Little Miss Sunshine's Breslin will play Ender's sister Valentine and True Grit beauty Hailee Steinfeld will portray the boy's friend, Petra Arkanian.
The Ender's Game is set for a 2013 release, reports Variety.com.
UPDATE: It was reported today that Harrison Ford is officially signed on for a part in Gavin Hood's Ender's Game. Ford will be playing Col. Hyrum Graff, the administrator at a special battle school that recruits and trains the titular Ender (Asa Butterfield of Hugo) in warfare against a hostile alien species. Ford is among a few impressive newcomers to the cast; others include Abigail Breslin (as Ender's sister), Hailee Steinfeld (as Ender's "gal Friday" of sorts). -Variety

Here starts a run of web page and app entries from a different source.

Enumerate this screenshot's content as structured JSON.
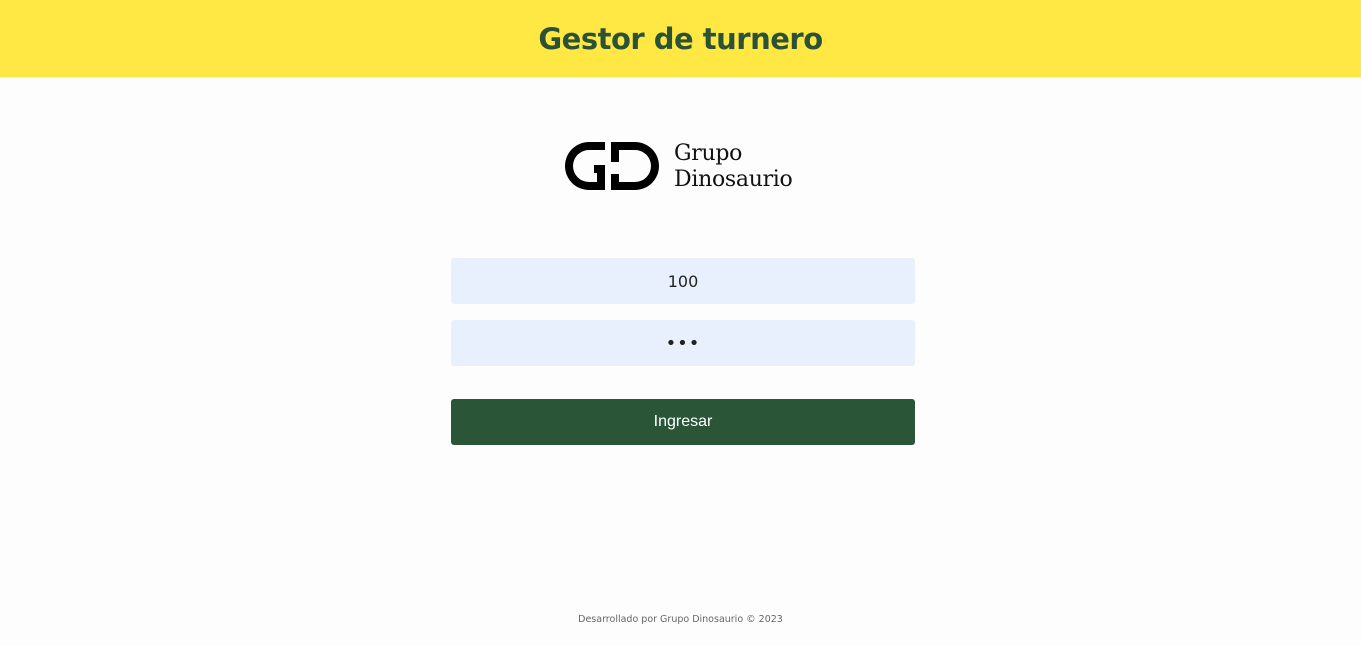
{
  "header": {
    "title": "Gestor de turnero",
    "background_color": "#ffe843",
    "title_color": "#2b5235"
  },
  "logo": {
    "line1": "Grupo",
    "line2": "Dinosaurio",
    "mark_letters": "GD"
  },
  "form": {
    "username_value": "100",
    "password_value": "***",
    "submit_label": "Ingresar",
    "submit_color": "#2a5637",
    "field_background": "#e8f0fd"
  },
  "footer": {
    "text": "Desarrollado por Grupo Dinosaurio © 2023"
  }
}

EARLIER: It was reported last night that Gavin Hood's developing film adaptation for Orson Scott Card's science fiction novel Ender's Game has cast Asa Butterfield. Aside from the humor in the fact that the adaptation of a book that won the Hugo Award is casting an actor that might very well win an award for Hugo, this is some pretty terrific news. But there's more optimism attached to this project, and it comes in the form of a classic Hollywood hero: Harrison Ford.
Ford is being considered by Ender's Game producers to fill the role of Colonel Hyrum Graff (which is one of the Harrison Fordiest character names I've ever heard). In the novel, Graff is the tyrannical, strategic leader of the military camp in which the main character Ender Wiggin (Butterfield) enrolls in training to become one of a fleet of planetary saviors.
Back in the old days, Ford was the ruffian renegade running amok of no-nonsense leaders and military men. But as time passes, it seems as though the latter type of role is more suitable for the actor. Ford can dole out some serious hostility, which will come in handy for Col. Graff. Although he's just a potential candidate for the role right now, the teaming of a celebrated work of science fiction with one of the greatest actors of the fantasy/adventure genre is worth getting excited about.